Listed entries START
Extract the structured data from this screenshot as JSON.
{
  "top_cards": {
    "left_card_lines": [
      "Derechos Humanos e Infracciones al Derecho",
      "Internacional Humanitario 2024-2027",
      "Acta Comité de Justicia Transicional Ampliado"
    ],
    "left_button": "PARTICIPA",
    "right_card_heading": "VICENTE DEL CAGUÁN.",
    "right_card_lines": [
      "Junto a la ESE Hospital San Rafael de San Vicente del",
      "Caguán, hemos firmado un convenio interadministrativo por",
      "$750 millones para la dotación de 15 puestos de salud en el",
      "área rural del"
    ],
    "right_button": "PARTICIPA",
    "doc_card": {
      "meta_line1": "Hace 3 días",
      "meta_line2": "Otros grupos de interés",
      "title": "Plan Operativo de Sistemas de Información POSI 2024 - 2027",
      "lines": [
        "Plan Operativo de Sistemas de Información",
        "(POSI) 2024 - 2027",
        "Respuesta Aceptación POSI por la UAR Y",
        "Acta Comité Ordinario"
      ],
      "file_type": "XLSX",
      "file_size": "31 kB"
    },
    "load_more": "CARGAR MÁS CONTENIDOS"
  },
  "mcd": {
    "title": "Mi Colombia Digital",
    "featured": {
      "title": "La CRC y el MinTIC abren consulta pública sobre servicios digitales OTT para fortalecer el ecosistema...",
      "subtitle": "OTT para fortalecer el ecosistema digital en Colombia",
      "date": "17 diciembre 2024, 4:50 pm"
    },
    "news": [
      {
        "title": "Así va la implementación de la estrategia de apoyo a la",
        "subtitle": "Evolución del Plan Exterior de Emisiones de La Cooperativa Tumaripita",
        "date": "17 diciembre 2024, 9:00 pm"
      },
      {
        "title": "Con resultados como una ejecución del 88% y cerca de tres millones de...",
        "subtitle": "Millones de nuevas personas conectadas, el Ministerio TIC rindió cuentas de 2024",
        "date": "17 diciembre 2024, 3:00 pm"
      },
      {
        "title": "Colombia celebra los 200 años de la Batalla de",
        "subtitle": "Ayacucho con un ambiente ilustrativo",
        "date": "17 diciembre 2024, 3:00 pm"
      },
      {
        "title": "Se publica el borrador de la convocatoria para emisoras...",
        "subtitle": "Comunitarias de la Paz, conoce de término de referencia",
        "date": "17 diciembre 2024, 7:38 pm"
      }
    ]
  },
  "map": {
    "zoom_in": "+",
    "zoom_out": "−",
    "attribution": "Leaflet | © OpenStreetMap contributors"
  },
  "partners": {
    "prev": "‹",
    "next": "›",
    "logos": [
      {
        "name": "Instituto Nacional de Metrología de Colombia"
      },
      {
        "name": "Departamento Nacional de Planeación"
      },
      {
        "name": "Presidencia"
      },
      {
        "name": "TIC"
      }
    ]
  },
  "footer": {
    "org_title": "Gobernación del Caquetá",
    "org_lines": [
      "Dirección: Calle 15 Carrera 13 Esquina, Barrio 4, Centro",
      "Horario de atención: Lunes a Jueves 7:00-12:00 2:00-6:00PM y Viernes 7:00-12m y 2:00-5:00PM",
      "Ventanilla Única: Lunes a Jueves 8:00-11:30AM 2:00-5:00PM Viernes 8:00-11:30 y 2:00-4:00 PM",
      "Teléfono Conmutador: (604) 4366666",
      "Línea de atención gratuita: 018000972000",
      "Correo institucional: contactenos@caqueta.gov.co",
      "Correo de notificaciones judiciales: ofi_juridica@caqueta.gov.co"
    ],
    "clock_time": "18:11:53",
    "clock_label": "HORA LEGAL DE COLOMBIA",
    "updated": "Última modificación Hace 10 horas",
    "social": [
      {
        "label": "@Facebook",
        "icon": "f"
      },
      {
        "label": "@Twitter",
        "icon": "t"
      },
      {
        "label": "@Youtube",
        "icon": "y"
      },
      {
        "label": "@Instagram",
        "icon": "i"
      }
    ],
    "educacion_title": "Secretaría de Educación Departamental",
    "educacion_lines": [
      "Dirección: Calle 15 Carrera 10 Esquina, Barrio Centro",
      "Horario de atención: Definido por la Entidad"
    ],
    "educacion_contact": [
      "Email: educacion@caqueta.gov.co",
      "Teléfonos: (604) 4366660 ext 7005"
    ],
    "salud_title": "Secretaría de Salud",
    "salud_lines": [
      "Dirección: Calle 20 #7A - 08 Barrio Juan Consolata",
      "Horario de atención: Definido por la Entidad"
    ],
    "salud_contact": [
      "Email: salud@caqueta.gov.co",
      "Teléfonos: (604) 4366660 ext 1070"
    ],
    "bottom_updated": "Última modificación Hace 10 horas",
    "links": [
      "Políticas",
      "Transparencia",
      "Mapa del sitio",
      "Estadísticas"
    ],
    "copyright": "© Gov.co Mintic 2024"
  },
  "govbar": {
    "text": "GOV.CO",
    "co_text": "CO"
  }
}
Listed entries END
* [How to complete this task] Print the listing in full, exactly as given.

* [Response to the task]
Extract the structured data from this screenshot as JSON.
{
  "top_cards": {
    "left_card_lines": [
      "Derechos Humanos e Infracciones al Derecho",
      "Internacional Humanitario 2024-2027",
      "Acta Comité de Justicia Transicional Ampliado"
    ],
    "left_button": "PARTICIPA",
    "right_card_heading": "VICENTE DEL CAGUÁN.",
    "right_card_lines": [
      "Junto a la ESE Hospital San Rafael de San Vicente del",
      "Caguán, hemos firmado un convenio interadministrativo por",
      "$750 millones para la dotación de 15 puestos de salud en el",
      "área rural del"
    ],
    "right_button": "PARTICIPA",
    "doc_card": {
      "meta_line1": "Hace 3 días",
      "meta_line2": "Otros grupos de interés",
      "title": "Plan Operativo de Sistemas de Información POSI 2024 - 2027",
      "lines": [
        "Plan Operativo de Sistemas de Información",
        "(POSI) 2024 - 2027",
        "Respuesta Aceptación POSI por la UAR Y",
        "Acta Comité Ordinario"
      ],
      "file_type": "XLSX",
      "file_size": "31 kB"
    },
    "load_more": "CARGAR MÁS CONTENIDOS"
  },
  "mcd": {
    "title": "Mi Colombia Digital",
    "featured": {
      "title": "La CRC y el MinTIC abren consulta pública sobre servicios digitales OTT para fortalecer el ecosistema...",
      "subtitle": "OTT para fortalecer el ecosistema digital en Colombia",
      "date": "17 diciembre 2024, 4:50 pm"
    },
    "news": [
      {
        "title": "Así va la implementación de la estrategia de apoyo a la",
        "subtitle": "Evolución del Plan Exterior de Emisiones de La Cooperativa Tumaripita",
        "date": "17 diciembre 2024, 9:00 pm"
      },
      {
        "title": "Con resultados como una ejecución del 88% y cerca de tres millones de...",
        "subtitle": "Millones de nuevas personas conectadas, el Ministerio TIC rindió cuentas de 2024",
        "date": "17 diciembre 2024, 3:00 pm"
      },
      {
        "title": "Colombia celebra los 200 años de la Batalla de",
        "subtitle": "Ayacucho con un ambiente ilustrativo",
        "date": "17 diciembre 2024, 3:00 pm"
      },
      {
        "title": "Se publica el borrador de la convocatoria para emisoras...",
        "subtitle": "Comunitarias de la Paz, conoce de término de referencia",
        "date": "17 diciembre 2024, 7:38 pm"
      }
    ]
  },
  "map": {
    "zoom_in": "+",
    "zoom_out": "−",
    "attribution": "Leaflet | © OpenStreetMap contributors"
  },
  "partners": {
    "prev": "‹",
    "next": "›",
    "logos": [
      {
        "name": "Instituto Nacional de Metrología de Colombia"
      },
      {
        "name": "Departamento Nacional de Planeación"
      },
      {
        "name": "Presidencia"
      },
      {
        "name": "TIC"
      }
    ]
  },
  "footer": {
    "org_title": "Gobernación del Caquetá",
    "org_lines": [
      "Dirección: Calle 15 Carrera 13 Esquina, Barrio 4, Centro",
      "Horario de atención: Lunes a Jueves 7:00-12:00 2:00-6:00PM y Viernes 7:00-12m y 2:00-5:00PM",
      "Ventanilla Única: Lunes a Jueves 8:00-11:30AM 2:00-5:00PM Viernes 8:00-11:30 y 2:00-4:00 PM",
      "Teléfono Conmutador: (604) 4366666",
      "Línea de atención gratuita: 018000972000",
      "Correo institucional: contactenos@caqueta.gov.co",
      "Correo de notificaciones judiciales: ofi_juridica@caqueta.gov.co"
    ],
    "clock_time": "18:11:53",
    "clock_label": "HORA LEGAL DE COLOMBIA",
    "updated": "Última modificación Hace 10 horas",
    "social": [
      {
        "label": "@Facebook",
        "icon": "f"
      },
      {
        "label": "@Twitter",
        "icon": "t"
      },
      {
        "label": "@Youtube",
        "icon": "y"
      },
      {
        "label": "@Instagram",
        "icon": "i"
      }
    ],
    "educacion_title": "Secretaría de Educación Departamental",
    "educacion_lines": [
      "Dirección: Calle 15 Carrera 10 Esquina, Barrio Centro",
      "Horario de atención: Definido por la Entidad"
    ],
    "educacion_contact": [
      "Email: educacion@caqueta.gov.co",
      "Teléfonos: (604) 4366660 ext 7005"
    ],
    "salud_title": "Secretaría de Salud",
    "salud_lines": [
      "Dirección: Calle 20 #7A - 08 Barrio Juan Consolata",
      "Horario de atención: Definido por la Entidad"
    ],
    "salud_contact": [
      "Email: salud@caqueta.gov.co",
      "Teléfonos: (604) 4366660 ext 1070"
    ],
    "bottom_updated": "Última modificación Hace 10 horas",
    "links": [
      "Políticas",
      "Transparencia",
      "Mapa del sitio",
      "Estadísticas"
    ],
    "copyright": "© Gov.co Mintic 2024"
  },
  "govbar": {
    "text": "GOV.CO",
    "co_text": "CO"
  }
}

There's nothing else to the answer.